** Data extract follows **

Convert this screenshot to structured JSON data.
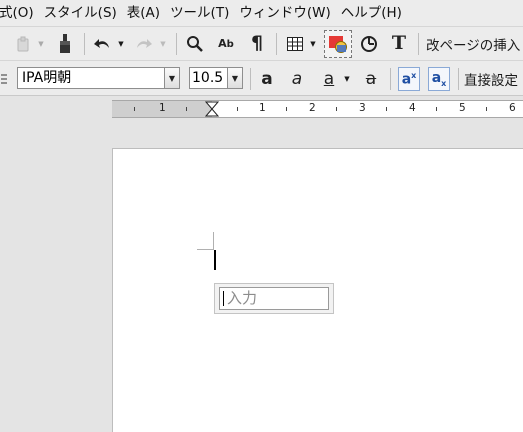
{
  "menubar": {
    "items": [
      "式(O)",
      "スタイル(S)",
      "表(A)",
      "ツール(T)",
      "ウィンドウ(W)",
      "ヘルプ(H)"
    ]
  },
  "toolbar1": {
    "insert_page_break_label": "改ページの挿入"
  },
  "toolbar2": {
    "font_name": "IPA明朝",
    "font_size": "10.5",
    "direct_format_label": "直接設定"
  },
  "ruler": {
    "labels": [
      "1",
      "1",
      "2",
      "3",
      "4",
      "5",
      "6"
    ]
  },
  "ime": {
    "placeholder": "入力"
  }
}
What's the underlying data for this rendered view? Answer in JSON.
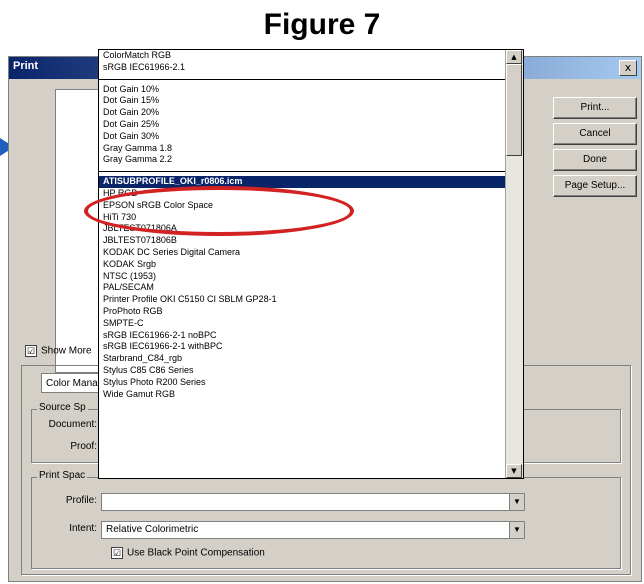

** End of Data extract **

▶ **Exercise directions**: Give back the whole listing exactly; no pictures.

▶ **Task output**:
Convert this screenshot to structured JSON data.
{
  "menubar": {
    "items": [
      "式(O)",
      "スタイル(S)",
      "表(A)",
      "ツール(T)",
      "ウィンドウ(W)",
      "ヘルプ(H)"
    ]
  },
  "toolbar1": {
    "insert_page_break_label": "改ページの挿入"
  },
  "toolbar2": {
    "font_name": "IPA明朝",
    "font_size": "10.5",
    "direct_format_label": "直接設定"
  },
  "ruler": {
    "labels": [
      "1",
      "1",
      "2",
      "3",
      "4",
      "5",
      "6"
    ]
  },
  "ime": {
    "placeholder": "入力"
  }
}
What's the underlying data for this rendered view? Answer in JSON.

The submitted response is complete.